# [PROBLEM REQUIREMENTS]
The answer must be every line below that contains the string "ShooterTrans".

─── RECORDS

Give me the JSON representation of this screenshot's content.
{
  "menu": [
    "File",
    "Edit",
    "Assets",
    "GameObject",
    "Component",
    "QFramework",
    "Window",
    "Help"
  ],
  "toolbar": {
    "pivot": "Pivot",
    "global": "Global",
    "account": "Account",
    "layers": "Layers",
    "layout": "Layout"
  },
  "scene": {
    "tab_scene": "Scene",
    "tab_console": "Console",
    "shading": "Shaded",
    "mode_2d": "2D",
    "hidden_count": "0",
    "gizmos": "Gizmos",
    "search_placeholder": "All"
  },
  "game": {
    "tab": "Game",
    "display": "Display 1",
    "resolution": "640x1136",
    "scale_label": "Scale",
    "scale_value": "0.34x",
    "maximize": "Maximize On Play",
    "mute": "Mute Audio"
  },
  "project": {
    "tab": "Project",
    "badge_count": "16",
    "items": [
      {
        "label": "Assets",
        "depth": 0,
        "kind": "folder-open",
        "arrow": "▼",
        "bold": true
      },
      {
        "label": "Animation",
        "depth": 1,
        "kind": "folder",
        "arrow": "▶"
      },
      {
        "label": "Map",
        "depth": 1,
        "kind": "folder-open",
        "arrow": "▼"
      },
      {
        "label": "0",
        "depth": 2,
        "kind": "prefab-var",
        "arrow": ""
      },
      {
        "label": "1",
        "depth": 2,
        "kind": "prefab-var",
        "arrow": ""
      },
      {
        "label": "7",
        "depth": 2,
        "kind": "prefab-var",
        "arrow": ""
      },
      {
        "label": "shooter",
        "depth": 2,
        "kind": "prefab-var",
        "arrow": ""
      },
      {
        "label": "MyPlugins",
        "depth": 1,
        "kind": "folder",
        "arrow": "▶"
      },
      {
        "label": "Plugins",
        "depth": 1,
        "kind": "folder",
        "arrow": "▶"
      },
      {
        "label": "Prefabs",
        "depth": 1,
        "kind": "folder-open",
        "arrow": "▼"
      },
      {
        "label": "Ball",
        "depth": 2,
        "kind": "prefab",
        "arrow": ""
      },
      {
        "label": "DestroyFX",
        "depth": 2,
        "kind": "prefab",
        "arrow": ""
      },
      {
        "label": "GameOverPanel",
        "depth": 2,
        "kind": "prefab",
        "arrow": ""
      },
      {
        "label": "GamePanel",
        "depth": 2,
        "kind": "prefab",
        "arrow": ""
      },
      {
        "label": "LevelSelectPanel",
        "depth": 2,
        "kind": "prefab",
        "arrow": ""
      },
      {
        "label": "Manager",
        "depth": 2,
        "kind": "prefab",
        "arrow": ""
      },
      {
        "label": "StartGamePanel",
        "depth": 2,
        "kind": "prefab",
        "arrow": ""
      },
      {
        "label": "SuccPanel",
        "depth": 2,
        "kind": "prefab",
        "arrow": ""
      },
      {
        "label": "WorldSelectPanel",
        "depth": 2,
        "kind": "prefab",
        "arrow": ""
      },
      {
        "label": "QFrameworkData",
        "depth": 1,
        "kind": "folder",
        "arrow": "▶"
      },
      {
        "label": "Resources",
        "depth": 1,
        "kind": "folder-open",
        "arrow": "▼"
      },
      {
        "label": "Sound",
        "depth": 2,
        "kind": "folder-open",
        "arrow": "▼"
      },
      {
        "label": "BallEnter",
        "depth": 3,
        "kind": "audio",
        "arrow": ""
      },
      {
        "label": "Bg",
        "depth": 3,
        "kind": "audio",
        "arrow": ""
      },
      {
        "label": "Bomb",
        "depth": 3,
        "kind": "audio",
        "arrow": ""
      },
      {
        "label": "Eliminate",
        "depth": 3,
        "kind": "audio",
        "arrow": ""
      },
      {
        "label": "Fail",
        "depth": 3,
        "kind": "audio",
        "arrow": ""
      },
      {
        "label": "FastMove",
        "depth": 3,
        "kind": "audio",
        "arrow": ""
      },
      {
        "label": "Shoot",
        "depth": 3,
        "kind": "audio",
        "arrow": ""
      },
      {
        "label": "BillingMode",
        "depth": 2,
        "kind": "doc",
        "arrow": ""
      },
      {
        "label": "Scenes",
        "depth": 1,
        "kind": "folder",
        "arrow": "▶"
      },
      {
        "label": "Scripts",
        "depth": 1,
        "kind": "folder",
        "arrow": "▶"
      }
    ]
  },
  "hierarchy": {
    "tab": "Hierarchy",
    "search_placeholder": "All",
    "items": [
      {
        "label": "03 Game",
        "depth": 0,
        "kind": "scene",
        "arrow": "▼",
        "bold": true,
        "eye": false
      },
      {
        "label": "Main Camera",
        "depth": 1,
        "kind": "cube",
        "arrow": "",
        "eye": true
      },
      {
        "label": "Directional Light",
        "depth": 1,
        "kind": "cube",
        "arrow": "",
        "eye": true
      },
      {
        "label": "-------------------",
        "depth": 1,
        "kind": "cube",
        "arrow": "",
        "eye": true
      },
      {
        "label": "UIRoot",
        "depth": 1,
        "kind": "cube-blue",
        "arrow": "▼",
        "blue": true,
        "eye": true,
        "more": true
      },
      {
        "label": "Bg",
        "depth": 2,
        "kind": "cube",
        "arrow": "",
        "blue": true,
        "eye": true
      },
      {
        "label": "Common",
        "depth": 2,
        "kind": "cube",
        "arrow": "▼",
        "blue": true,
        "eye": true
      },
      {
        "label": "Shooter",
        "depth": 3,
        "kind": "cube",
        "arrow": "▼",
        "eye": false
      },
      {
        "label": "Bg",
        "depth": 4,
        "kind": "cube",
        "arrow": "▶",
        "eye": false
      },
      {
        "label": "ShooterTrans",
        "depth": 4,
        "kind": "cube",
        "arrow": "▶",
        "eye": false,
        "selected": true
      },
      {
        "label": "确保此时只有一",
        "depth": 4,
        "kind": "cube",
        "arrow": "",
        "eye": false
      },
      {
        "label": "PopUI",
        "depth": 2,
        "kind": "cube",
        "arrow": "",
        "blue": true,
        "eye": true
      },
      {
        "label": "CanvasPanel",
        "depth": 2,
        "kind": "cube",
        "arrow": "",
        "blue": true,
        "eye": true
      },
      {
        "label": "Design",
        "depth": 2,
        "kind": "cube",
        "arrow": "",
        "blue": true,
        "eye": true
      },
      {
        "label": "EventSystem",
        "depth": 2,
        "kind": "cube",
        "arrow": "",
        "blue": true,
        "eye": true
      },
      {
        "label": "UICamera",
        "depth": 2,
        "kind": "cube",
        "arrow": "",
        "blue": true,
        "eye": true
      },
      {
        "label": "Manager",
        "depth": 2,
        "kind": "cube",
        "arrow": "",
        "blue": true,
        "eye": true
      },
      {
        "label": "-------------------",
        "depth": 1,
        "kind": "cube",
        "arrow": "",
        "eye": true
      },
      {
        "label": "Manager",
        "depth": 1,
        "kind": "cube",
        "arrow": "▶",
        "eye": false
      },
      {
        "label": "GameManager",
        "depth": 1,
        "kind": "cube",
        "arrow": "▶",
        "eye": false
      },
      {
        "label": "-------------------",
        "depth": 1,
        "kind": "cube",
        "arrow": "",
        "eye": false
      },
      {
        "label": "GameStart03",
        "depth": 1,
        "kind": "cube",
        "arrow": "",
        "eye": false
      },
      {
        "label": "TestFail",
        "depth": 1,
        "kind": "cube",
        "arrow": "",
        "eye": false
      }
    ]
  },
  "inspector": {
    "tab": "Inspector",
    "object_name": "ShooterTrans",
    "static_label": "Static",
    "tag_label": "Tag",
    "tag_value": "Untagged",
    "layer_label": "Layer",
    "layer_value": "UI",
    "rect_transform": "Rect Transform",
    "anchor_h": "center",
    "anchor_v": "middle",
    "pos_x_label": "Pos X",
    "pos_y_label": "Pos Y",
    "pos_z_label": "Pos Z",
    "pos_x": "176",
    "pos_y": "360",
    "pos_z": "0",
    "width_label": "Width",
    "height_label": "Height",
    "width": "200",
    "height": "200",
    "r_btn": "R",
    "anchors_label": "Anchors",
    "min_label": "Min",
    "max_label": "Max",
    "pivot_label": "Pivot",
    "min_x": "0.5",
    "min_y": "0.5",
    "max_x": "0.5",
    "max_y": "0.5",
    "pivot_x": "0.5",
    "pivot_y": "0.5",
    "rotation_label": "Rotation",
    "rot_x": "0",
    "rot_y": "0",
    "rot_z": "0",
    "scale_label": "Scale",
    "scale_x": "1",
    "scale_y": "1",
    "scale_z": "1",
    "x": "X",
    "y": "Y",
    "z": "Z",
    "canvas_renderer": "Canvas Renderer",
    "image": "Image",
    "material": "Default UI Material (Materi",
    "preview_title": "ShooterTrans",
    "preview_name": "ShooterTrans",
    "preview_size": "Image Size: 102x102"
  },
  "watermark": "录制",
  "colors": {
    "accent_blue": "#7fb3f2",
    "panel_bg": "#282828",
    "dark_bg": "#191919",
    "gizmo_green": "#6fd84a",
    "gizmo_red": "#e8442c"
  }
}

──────

# [YOUR SOLUTION]
        "label": "ShooterTrans",
    "object_name": "ShooterTrans",
    "preview_title": "ShooterTrans",
    "preview_name": "ShooterTrans",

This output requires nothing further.